Task description: The answer should be an exact copy of the data.

* * *

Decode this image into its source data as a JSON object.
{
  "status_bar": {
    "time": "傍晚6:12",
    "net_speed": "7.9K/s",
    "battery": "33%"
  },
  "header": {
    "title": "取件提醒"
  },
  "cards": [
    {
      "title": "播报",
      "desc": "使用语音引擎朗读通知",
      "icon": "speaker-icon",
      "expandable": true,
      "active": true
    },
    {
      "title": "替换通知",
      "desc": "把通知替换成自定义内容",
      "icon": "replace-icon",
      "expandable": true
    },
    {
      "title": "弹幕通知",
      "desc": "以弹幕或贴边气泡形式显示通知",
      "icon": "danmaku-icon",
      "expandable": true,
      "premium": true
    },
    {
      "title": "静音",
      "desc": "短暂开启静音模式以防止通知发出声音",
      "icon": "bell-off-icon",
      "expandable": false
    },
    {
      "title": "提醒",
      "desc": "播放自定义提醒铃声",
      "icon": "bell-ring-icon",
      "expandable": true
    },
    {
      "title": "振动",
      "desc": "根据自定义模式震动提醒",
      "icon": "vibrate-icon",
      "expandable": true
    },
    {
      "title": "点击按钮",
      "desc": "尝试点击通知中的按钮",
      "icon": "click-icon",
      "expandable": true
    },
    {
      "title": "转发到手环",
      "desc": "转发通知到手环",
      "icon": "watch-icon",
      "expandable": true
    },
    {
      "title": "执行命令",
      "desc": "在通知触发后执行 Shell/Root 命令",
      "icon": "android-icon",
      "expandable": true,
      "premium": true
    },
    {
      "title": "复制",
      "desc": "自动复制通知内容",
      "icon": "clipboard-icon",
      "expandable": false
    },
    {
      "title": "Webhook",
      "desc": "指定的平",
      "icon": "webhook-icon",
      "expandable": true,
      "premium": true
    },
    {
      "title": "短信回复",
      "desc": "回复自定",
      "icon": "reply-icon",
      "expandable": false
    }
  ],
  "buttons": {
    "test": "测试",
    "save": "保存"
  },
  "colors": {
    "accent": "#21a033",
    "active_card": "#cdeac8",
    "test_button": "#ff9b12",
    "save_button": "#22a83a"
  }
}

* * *

Answer to the exercise:
Decode this image into its source data as a JSON object.
{
  "status_bar": {
    "time": "傍晚6:12",
    "net_speed": "7.9K/s",
    "battery": "33%"
  },
  "header": {
    "title": "取件提醒"
  },
  "cards": [
    {
      "title": "播报",
      "desc": "使用语音引擎朗读通知",
      "icon": "speaker-icon",
      "expandable": true,
      "active": true
    },
    {
      "title": "替换通知",
      "desc": "把通知替换成自定义内容",
      "icon": "replace-icon",
      "expandable": true
    },
    {
      "title": "弹幕通知",
      "desc": "以弹幕或贴边气泡形式显示通知",
      "icon": "danmaku-icon",
      "expandable": true,
      "premium": true
    },
    {
      "title": "静音",
      "desc": "短暂开启静音模式以防止通知发出声音",
      "icon": "bell-off-icon",
      "expandable": false
    },
    {
      "title": "提醒",
      "desc": "播放自定义提醒铃声",
      "icon": "bell-ring-icon",
      "expandable": true
    },
    {
      "title": "振动",
      "desc": "根据自定义模式震动提醒",
      "icon": "vibrate-icon",
      "expandable": true
    },
    {
      "title": "点击按钮",
      "desc": "尝试点击通知中的按钮",
      "icon": "click-icon",
      "expandable": true
    },
    {
      "title": "转发到手环",
      "desc": "转发通知到手环",
      "icon": "watch-icon",
      "expandable": true
    },
    {
      "title": "执行命令",
      "desc": "在通知触发后执行 Shell/Root 命令",
      "icon": "android-icon",
      "expandable": true,
      "premium": true
    },
    {
      "title": "复制",
      "desc": "自动复制通知内容",
      "icon": "clipboard-icon",
      "expandable": false
    },
    {
      "title": "Webhook",
      "desc": "指定的平",
      "icon": "webhook-icon",
      "expandable": true,
      "premium": true
    },
    {
      "title": "短信回复",
      "desc": "回复自定",
      "icon": "reply-icon",
      "expandable": false
    }
  ],
  "buttons": {
    "test": "测试",
    "save": "保存"
  },
  "colors": {
    "accent": "#21a033",
    "active_card": "#cdeac8",
    "test_button": "#ff9b12",
    "save_button": "#22a83a"
  }
}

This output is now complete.